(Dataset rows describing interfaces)
○ ○ ○ ○ ○ ○ ○

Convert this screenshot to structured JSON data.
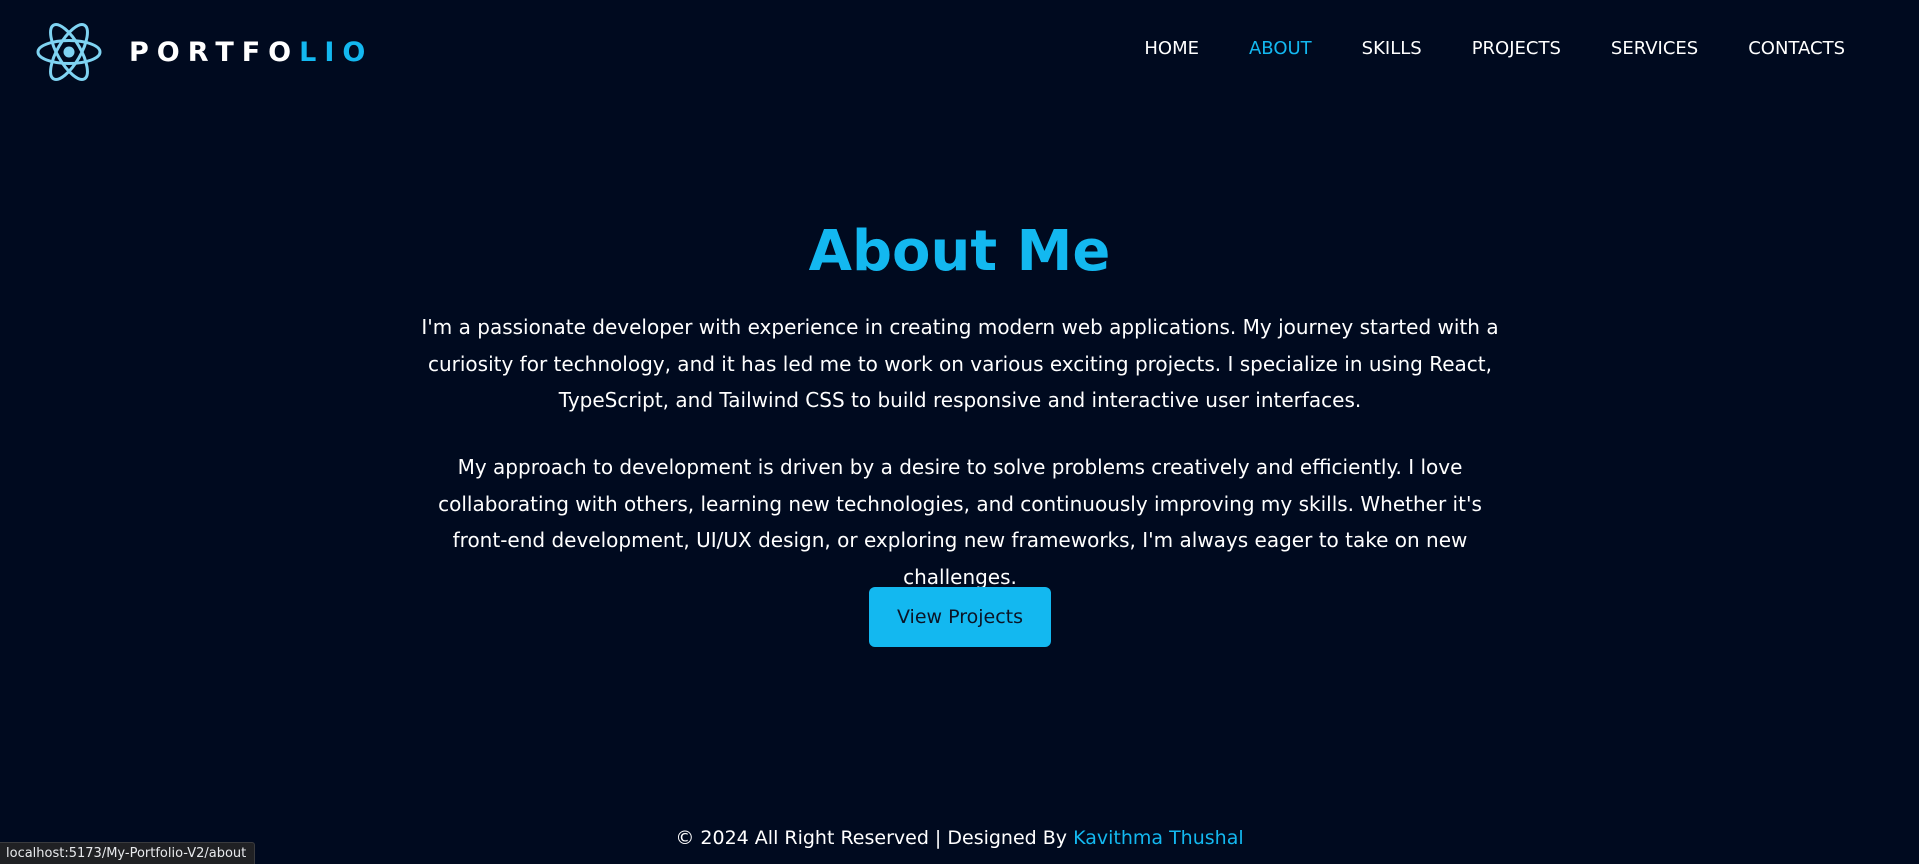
{
  "brand": {
    "logo_icon": "react-atom-icon",
    "name_part1": "PORTFO",
    "name_part2": "LIO"
  },
  "nav": {
    "items": [
      {
        "label": "HOME"
      },
      {
        "label": "ABOUT"
      },
      {
        "label": "SKILLS"
      },
      {
        "label": "PROJECTS"
      },
      {
        "label": "SERVICES"
      },
      {
        "label": "CONTACTS"
      }
    ],
    "active": "ABOUT"
  },
  "about": {
    "title": "About Me",
    "paragraph1": "I'm a passionate developer with experience in creating modern web applications. My journey started with a curiosity for technology, and it has led me to work on various exciting projects. I specialize in using React, TypeScript, and Tailwind CSS to build responsive and interactive user interfaces.",
    "paragraph2": "My approach to development is driven by a desire to solve problems creatively and efficiently. I love collaborating with others, learning new technologies, and continuously improving my skills. Whether it's front-end development, UI/UX design, or exploring new frameworks, I'm always eager to take on new challenges.",
    "cta_label": "View Projects"
  },
  "footer": {
    "text": "© 2024 All Right Reserved | Designed By ",
    "author": "Kavithma Thushal"
  },
  "status_bar": {
    "url": "localhost:5173/My-Portfolio-V2/about"
  },
  "colors": {
    "background": "#000a1f",
    "accent": "#13b8f0",
    "text": "#ffffff"
  }
}
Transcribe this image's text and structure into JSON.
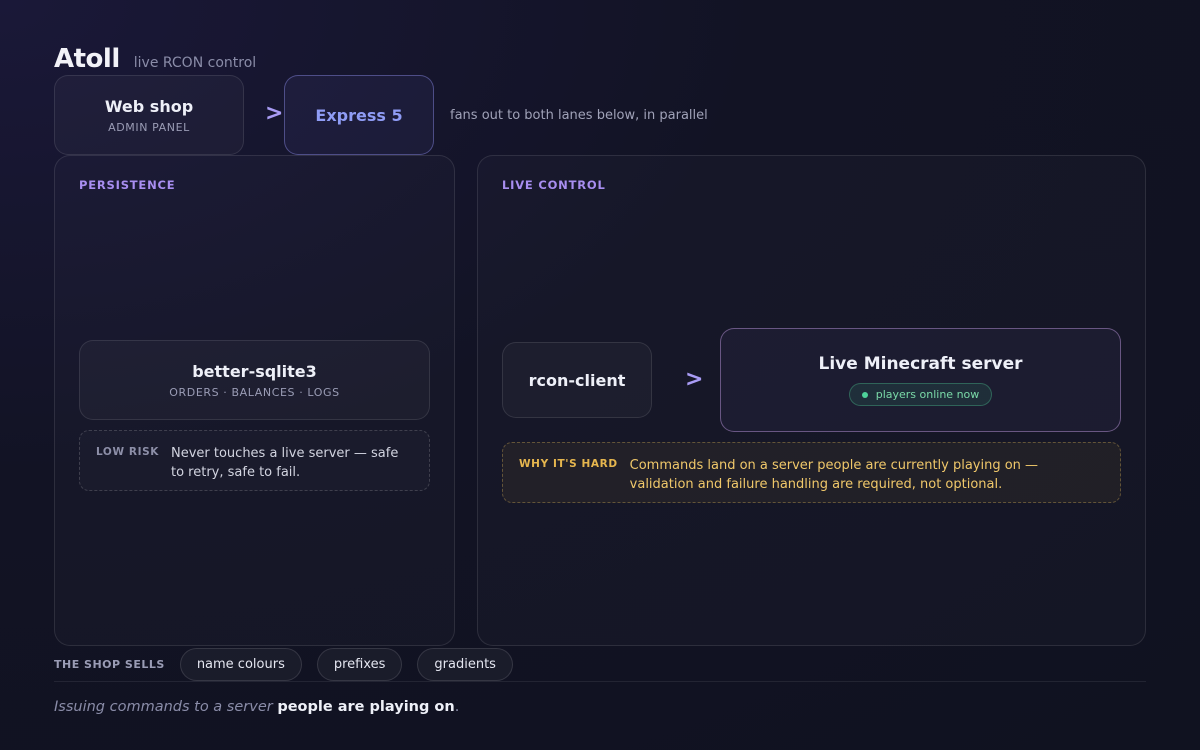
{
  "header": {
    "title": "Atoll",
    "subtitle": "live RCON control"
  },
  "flow": {
    "webshop": {
      "title": "Web shop",
      "sub": "ADMIN PANEL"
    },
    "express": {
      "title": "Express 5"
    },
    "fanout_note": "fans out to both lanes below, in parallel"
  },
  "lanes": {
    "persistence": {
      "label": "PERSISTENCE",
      "db": {
        "title": "better-sqlite3",
        "sub": "ORDERS · BALANCES · LOGS"
      },
      "note": {
        "tag": "LOW RISK",
        "text": "Never touches a live server — safe to retry, safe to fail."
      }
    },
    "live_control": {
      "label": "LIVE CONTROL",
      "client": {
        "title": "rcon-client"
      },
      "server": {
        "title": "Live Minecraft server",
        "badge": "players online now"
      },
      "note": {
        "tag": "WHY IT'S HARD",
        "text": "Commands land on a server people are currently playing on — validation and failure handling are required, not optional."
      }
    }
  },
  "sells": {
    "label": "THE SHOP SELLS",
    "items": [
      "name colours",
      "prefixes",
      "gradients"
    ]
  },
  "footer": {
    "italic": "Issuing commands to a server",
    "bold": "people are playing on",
    "end": "."
  },
  "icons": {
    "arrow": "chevron-right-icon",
    "status": "status-dot-icon"
  },
  "colors": {
    "accent": "#a88ef0",
    "link": "#8f9cf5",
    "ok": "#4ed29a",
    "warn": "#e6b64e"
  }
}
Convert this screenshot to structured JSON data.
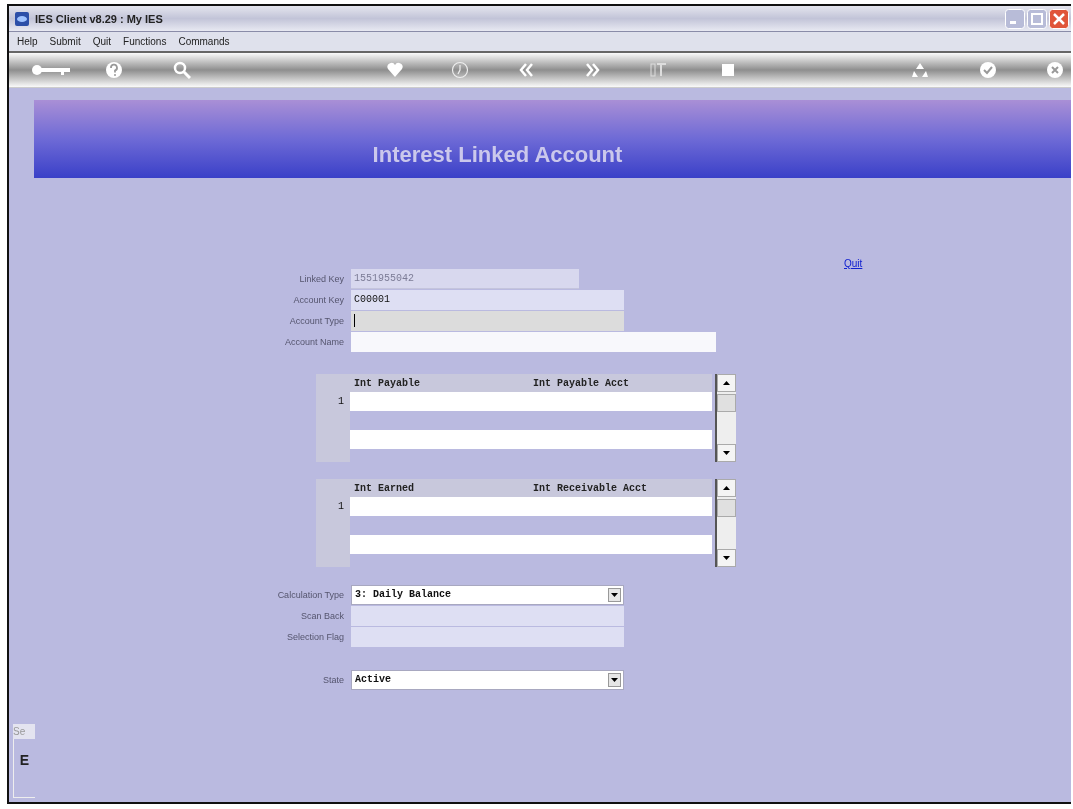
{
  "window": {
    "title": "IES Client v8.29 : My IES"
  },
  "menu": [
    "Help",
    "Submit",
    "Quit",
    "Functions",
    "Commands"
  ],
  "banner": {
    "title": "Interest Linked Account"
  },
  "quit_link": "Quit",
  "account_fields": [
    {
      "label": "Linked Key",
      "value": "1551955042",
      "kind": "text",
      "disabled": true,
      "focused": false
    },
    {
      "label": "Account Key",
      "value": "C00001",
      "kind": "text",
      "disabled": false,
      "focused": false
    },
    {
      "label": "Account Type",
      "kind": "text",
      "disabled": false,
      "focused": true
    },
    {
      "label": "Account Name",
      "kind": "text",
      "disabled": false,
      "focused": false
    }
  ],
  "grids": [
    {
      "columns": [
        "Int Payable",
        "Int Payable Acct"
      ],
      "row_numbers": [
        "1"
      ]
    },
    {
      "columns": [
        "Int Earned",
        "Int Receivable Acct"
      ],
      "row_numbers": [
        "1"
      ]
    }
  ],
  "calculation_fields": [
    {
      "label": "Calculation Type",
      "value": "3: Daily Balance",
      "kind": "select",
      "disabled": false,
      "focused": false
    },
    {
      "label": "Scan Back",
      "kind": "text",
      "disabled": false,
      "focused": false
    },
    {
      "label": "Selection Flag",
      "kind": "text",
      "disabled": false,
      "focused": false
    },
    {
      "label": "State",
      "value": "Active",
      "kind": "select",
      "disabled": false,
      "focused": false
    }
  ],
  "side_panel": {
    "tab": "Se",
    "label": "E"
  }
}
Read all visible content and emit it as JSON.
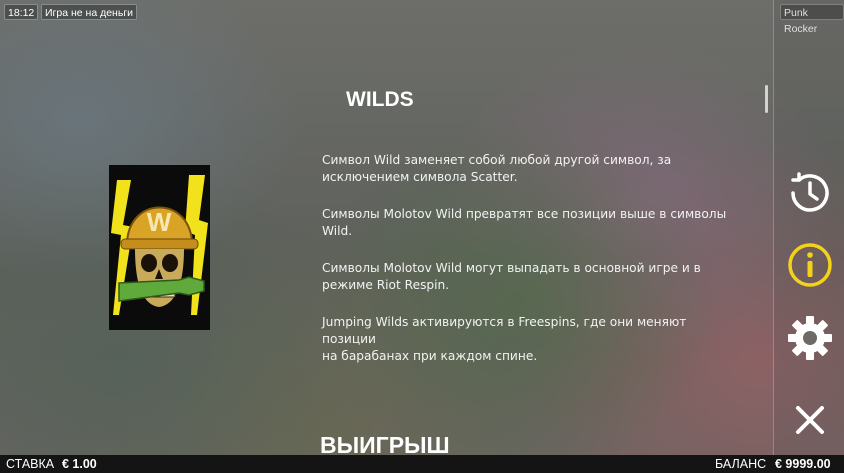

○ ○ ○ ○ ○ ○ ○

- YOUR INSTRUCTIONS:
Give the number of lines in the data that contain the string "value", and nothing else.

- SOLUTION FOR THIS TASK:
4